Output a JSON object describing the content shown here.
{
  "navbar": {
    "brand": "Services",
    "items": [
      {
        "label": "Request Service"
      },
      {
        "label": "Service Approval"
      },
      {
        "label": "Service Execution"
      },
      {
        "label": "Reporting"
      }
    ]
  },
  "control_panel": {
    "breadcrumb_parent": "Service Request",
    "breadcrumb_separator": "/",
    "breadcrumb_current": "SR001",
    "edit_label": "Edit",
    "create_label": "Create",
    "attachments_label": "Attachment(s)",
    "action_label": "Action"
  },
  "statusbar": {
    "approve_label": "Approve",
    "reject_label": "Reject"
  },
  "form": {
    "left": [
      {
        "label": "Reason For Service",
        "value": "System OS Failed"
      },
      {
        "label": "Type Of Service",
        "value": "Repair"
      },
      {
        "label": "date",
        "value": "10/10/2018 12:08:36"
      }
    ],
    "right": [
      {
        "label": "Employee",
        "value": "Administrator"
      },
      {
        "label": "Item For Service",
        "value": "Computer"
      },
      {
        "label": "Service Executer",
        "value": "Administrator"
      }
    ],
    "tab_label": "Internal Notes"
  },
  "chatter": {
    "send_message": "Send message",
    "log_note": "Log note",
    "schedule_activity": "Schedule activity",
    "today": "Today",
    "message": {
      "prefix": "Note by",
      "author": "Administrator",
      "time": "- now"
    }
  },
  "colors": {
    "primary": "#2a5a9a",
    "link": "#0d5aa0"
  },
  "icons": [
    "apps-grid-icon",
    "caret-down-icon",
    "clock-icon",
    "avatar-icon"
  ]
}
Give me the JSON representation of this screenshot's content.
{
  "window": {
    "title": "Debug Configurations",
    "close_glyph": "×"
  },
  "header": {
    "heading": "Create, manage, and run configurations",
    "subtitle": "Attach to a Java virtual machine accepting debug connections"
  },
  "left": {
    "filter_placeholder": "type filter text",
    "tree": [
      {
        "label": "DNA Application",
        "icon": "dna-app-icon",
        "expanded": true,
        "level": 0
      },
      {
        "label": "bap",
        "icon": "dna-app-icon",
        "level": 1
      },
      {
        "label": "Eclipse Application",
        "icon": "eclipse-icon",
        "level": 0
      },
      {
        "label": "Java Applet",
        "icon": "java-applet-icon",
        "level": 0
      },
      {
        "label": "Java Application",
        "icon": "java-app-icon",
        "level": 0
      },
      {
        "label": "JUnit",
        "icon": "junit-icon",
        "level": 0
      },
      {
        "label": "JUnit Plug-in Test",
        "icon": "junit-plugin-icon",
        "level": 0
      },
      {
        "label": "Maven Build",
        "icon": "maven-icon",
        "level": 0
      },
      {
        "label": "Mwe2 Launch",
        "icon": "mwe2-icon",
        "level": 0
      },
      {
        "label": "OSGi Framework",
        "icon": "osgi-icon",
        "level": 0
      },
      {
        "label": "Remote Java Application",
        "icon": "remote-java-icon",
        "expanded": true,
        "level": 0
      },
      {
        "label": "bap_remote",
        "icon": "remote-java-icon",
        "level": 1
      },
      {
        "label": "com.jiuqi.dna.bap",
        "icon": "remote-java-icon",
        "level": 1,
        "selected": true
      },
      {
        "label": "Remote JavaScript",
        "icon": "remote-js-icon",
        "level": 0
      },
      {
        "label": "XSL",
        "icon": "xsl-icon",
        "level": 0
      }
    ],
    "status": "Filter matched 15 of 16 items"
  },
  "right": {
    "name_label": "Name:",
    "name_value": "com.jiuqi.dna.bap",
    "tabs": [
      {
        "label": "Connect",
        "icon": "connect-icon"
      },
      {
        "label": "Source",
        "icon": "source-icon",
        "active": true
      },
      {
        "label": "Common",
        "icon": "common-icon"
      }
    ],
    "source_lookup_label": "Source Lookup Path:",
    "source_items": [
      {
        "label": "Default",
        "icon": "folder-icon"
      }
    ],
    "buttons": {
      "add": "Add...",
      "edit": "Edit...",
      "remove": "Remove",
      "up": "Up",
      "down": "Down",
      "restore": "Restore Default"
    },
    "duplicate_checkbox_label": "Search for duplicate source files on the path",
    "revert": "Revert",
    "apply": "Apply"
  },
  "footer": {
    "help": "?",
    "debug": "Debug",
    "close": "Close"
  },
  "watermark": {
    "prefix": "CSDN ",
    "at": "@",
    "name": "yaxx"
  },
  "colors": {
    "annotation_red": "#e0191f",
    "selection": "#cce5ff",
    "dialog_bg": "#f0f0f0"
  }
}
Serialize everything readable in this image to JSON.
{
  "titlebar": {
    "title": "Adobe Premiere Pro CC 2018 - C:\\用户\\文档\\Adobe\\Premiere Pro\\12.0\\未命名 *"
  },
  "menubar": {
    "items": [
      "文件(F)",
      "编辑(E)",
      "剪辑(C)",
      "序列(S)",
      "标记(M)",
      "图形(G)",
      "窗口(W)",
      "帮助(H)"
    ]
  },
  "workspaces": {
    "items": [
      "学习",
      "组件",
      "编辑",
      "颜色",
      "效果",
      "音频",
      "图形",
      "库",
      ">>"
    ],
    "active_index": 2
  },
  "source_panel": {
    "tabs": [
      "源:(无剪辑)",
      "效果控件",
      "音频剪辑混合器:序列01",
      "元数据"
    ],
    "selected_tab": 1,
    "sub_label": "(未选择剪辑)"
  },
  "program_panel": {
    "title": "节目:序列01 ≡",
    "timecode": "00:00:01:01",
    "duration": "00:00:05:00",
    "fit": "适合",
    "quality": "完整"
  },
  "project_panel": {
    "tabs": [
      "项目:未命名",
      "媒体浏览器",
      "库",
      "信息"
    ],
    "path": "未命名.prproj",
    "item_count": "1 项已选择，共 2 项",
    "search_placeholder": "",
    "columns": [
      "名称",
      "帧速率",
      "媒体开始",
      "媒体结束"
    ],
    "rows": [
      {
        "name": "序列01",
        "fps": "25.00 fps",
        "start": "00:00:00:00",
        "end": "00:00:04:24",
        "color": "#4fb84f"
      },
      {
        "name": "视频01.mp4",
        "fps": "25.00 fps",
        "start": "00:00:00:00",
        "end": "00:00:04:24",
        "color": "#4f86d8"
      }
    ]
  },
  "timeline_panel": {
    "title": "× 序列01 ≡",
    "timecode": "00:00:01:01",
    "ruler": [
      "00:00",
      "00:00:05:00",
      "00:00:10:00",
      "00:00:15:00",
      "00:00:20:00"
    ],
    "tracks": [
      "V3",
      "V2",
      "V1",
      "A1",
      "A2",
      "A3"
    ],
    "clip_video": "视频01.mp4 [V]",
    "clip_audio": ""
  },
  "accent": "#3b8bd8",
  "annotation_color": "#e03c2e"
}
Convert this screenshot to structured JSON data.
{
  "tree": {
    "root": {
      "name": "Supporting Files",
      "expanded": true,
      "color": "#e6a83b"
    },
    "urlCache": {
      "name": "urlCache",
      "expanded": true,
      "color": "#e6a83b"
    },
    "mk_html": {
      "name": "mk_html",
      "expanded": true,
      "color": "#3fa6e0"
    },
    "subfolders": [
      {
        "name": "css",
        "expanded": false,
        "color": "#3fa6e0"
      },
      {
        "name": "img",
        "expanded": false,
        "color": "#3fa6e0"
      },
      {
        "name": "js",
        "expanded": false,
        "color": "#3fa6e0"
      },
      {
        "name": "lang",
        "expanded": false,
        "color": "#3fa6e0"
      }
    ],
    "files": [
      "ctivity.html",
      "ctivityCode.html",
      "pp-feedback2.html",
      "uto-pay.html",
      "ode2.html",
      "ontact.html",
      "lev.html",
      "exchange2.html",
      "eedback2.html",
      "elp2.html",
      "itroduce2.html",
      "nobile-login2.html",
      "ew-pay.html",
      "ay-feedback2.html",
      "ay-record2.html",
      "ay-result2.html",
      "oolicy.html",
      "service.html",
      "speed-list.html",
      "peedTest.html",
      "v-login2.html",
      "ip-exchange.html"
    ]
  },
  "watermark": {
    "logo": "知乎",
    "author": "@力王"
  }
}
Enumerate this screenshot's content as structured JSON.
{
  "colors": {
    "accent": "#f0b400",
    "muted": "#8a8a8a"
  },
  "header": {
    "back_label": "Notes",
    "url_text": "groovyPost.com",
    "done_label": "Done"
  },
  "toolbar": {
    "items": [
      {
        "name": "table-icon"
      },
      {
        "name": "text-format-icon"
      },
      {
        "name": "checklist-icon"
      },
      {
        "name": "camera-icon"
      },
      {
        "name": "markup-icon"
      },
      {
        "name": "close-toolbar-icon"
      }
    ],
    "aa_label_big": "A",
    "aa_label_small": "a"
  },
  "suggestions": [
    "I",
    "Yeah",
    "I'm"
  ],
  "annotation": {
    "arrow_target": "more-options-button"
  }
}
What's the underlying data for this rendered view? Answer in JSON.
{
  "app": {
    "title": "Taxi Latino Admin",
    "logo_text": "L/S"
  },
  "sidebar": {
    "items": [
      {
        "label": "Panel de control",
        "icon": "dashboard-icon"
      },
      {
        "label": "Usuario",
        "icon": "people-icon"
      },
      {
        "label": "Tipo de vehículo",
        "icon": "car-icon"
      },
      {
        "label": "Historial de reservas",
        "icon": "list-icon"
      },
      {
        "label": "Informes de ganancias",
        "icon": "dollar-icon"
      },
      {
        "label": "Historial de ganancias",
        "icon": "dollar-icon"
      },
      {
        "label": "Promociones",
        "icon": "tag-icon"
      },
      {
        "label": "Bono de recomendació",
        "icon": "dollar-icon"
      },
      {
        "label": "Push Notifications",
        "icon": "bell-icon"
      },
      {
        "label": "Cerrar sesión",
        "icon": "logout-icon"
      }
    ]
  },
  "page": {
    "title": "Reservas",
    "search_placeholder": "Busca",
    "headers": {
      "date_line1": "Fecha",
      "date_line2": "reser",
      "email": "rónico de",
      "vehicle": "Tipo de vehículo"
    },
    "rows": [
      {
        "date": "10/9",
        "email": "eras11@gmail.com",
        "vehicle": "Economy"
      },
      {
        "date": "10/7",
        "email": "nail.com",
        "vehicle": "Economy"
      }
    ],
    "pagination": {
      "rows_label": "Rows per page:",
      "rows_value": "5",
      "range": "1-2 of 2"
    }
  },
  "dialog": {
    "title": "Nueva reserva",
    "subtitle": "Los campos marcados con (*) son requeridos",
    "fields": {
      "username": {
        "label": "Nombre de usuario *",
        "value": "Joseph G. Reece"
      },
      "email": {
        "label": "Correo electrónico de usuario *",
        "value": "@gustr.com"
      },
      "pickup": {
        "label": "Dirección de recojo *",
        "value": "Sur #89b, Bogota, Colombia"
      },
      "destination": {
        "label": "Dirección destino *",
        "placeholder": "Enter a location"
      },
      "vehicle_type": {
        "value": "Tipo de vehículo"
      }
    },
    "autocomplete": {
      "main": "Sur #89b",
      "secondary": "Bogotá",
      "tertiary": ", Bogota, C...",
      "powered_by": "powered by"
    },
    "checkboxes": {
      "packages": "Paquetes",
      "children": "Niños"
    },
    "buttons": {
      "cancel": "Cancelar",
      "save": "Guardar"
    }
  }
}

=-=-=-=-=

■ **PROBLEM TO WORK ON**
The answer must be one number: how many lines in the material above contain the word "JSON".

■ **EXERCISE RESPONSE**
6